Sean was graduating from Western Wisconsin Technical College this month, and hoping to be employed full time, rather than part time. Since the economy was slow, that was doubtful. However, with our second Sustainable Ag Field Day coming up in July, there would be plenty of projects to complete on the farm, so he would be busy. We were still getting requests for information on pastures, controlled grazing systems, and electric fencing as a result of last year’s field day. There was a great deal of interest in rotational grazing.
June: Near the middle of the month, I went out to move fences one morning and found our Big Mumbo dead on the pasture. It was such a shock! The end of an era! Her lamb was one of the last born, and was not quite 6 weeks old, a little young to be weaned and just be on pasture. I decided to add him to the bottle lambs’ pen, where he could get started on creep feed, as well as having access to the lamb pasture above the barn, so he would keep growing. I am sure Big Mumbo approved.
Later in the month, Sean and I were mowing grass under the new perimeter fence around the 9-acre pasture on the ridge. This pasture had not been grazed, being Birdsfoot trefoil it could be stockpiled for later grazing. Since it was not grazed the electric fence was not on, and as a consequence the grass under the fence did not get burned back and was lush and green. If it was not trimmed back it would, when the electricity was turned on, cause the fence to lose a lot of its power. So, we had been working our way around the field and were nearly done – just a few yards to go.
My part of this job was to hold up the bottom fence wire so Sean could back the mower under it and cut the grass. I could do this because Hi-tensile wire stretches, then when released, springs back to its original shape. So, I was holding up the wire, he backed under it and cut the grass, then pulled the tractor ahead to position the mower for the next cut. As he pulled ahead, the tread of the tractor tire caught the wire and the wire stretched further and further and the tension grew.
I was yelling at Sean, but of course he could not hear me over the tractor engine. I was terrified the wire would break and in springing back might hit Sean and do terrible damage. Of course, I had not had the sense to let go of the wire, and as Sean, who was still unaware of all this, began backing up to the next stretch of fence, the wire came off the tread where it had been caught and sprang back and caught my left hand between the little finger and the ring finger, cutting a huge gash between them.
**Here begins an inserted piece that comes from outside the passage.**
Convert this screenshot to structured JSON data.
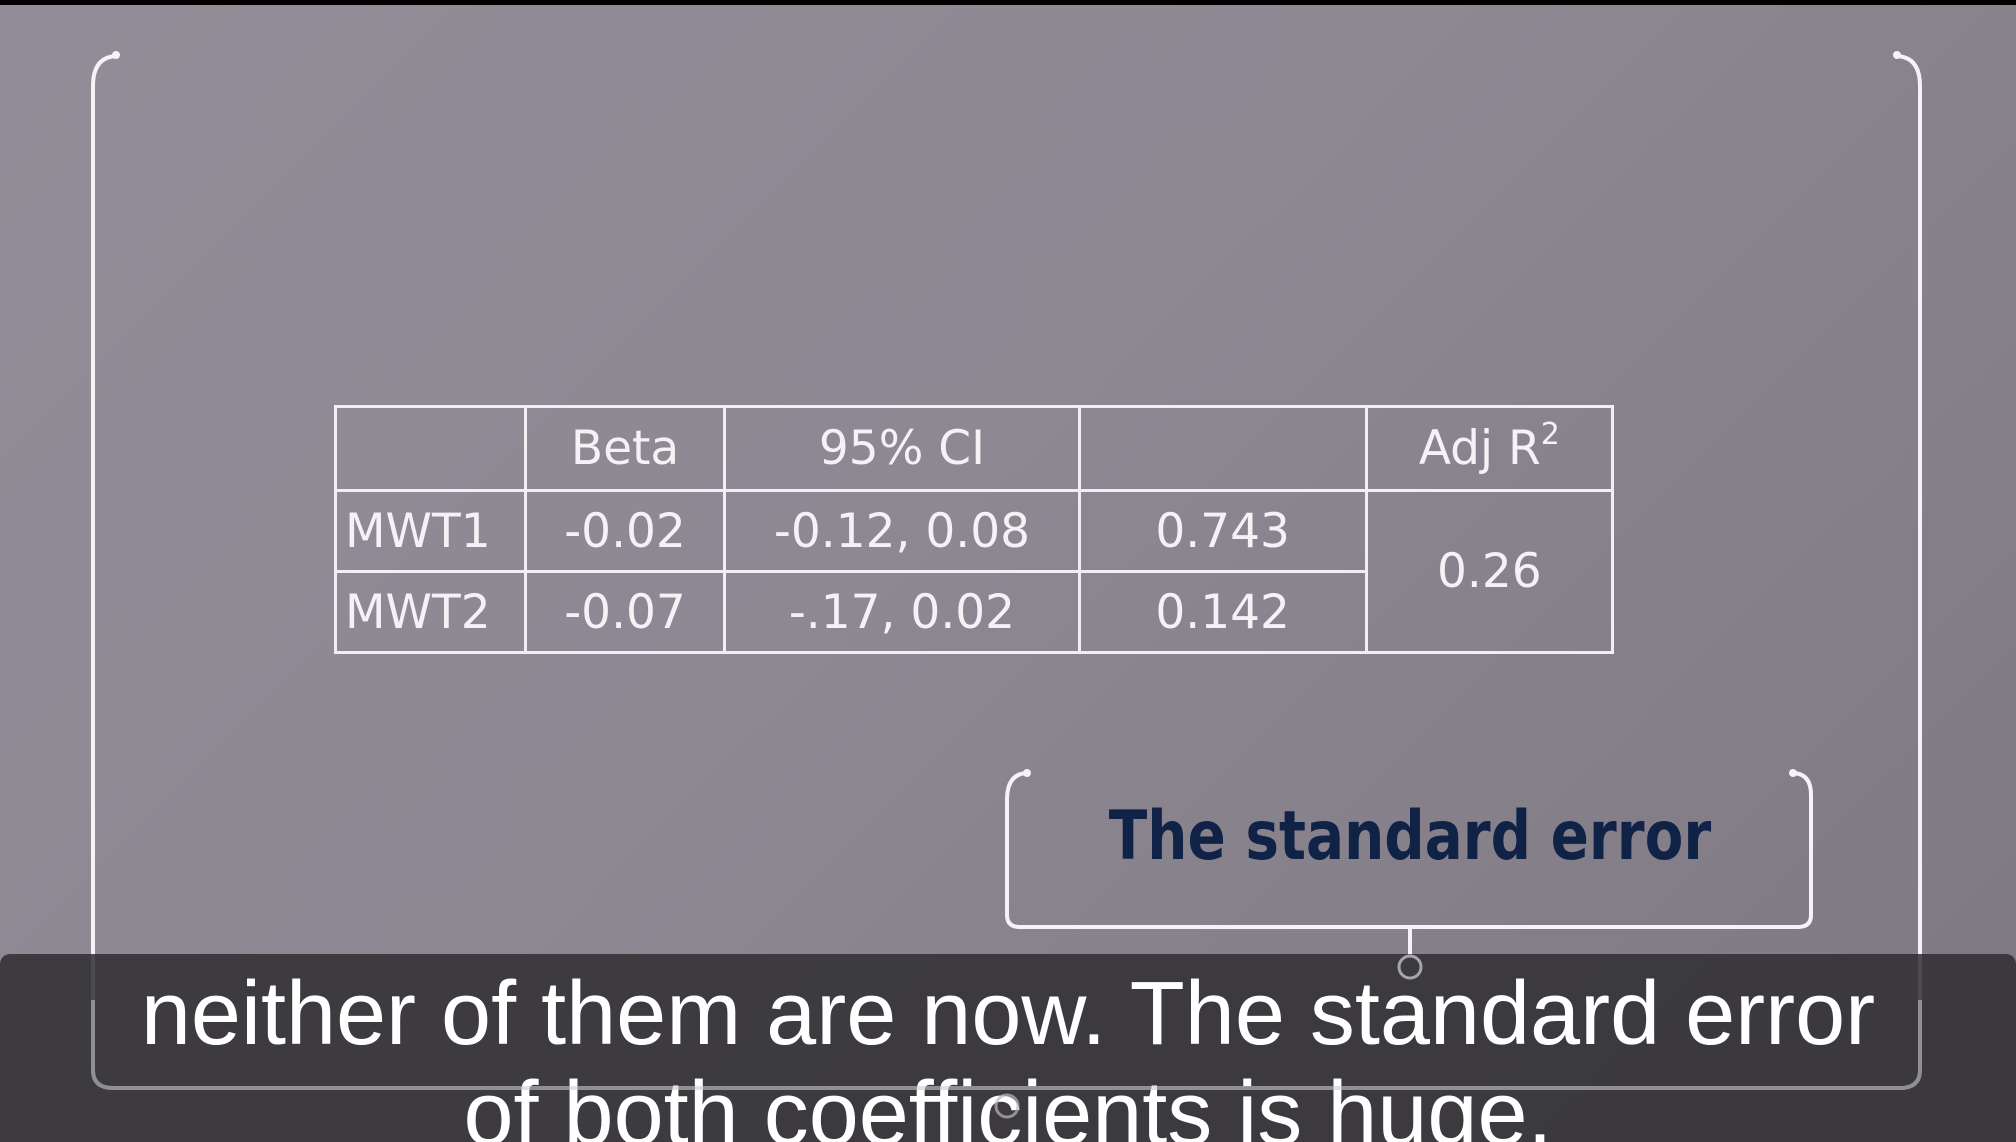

The pain was terrible! I was jumping around and holding onto the wounded hand with my right hand, and blood was spurting all over. Sean had not seen any of this, but suddenly he saw me jumping around, saw the blood, stopped the tractor and came running to find out what had happened. We had to get to the house, but we were on the far side of the windbreak, and had to climb over the outer fence around it, and then its inner fence, to get to the house, which was a pretty difficult thing to do with the injured hand.
When we got to the house we washed the hand under running water so we could see how much damage there was. We figured it needed stitches, but how could it be stitched when moving the fingers apart opened up the huge gash between them? We decided the best thing we could do was thoroughly disinfect the wound, then leaving the fingers closed together, bind up the whole hand in a huge bandage. That is what we did, and it worked!
I had to wear a bandage for a long while, but the wound slowly healed, and only left a very neat scar on both fingers. I had come perilously close to losing two fingers!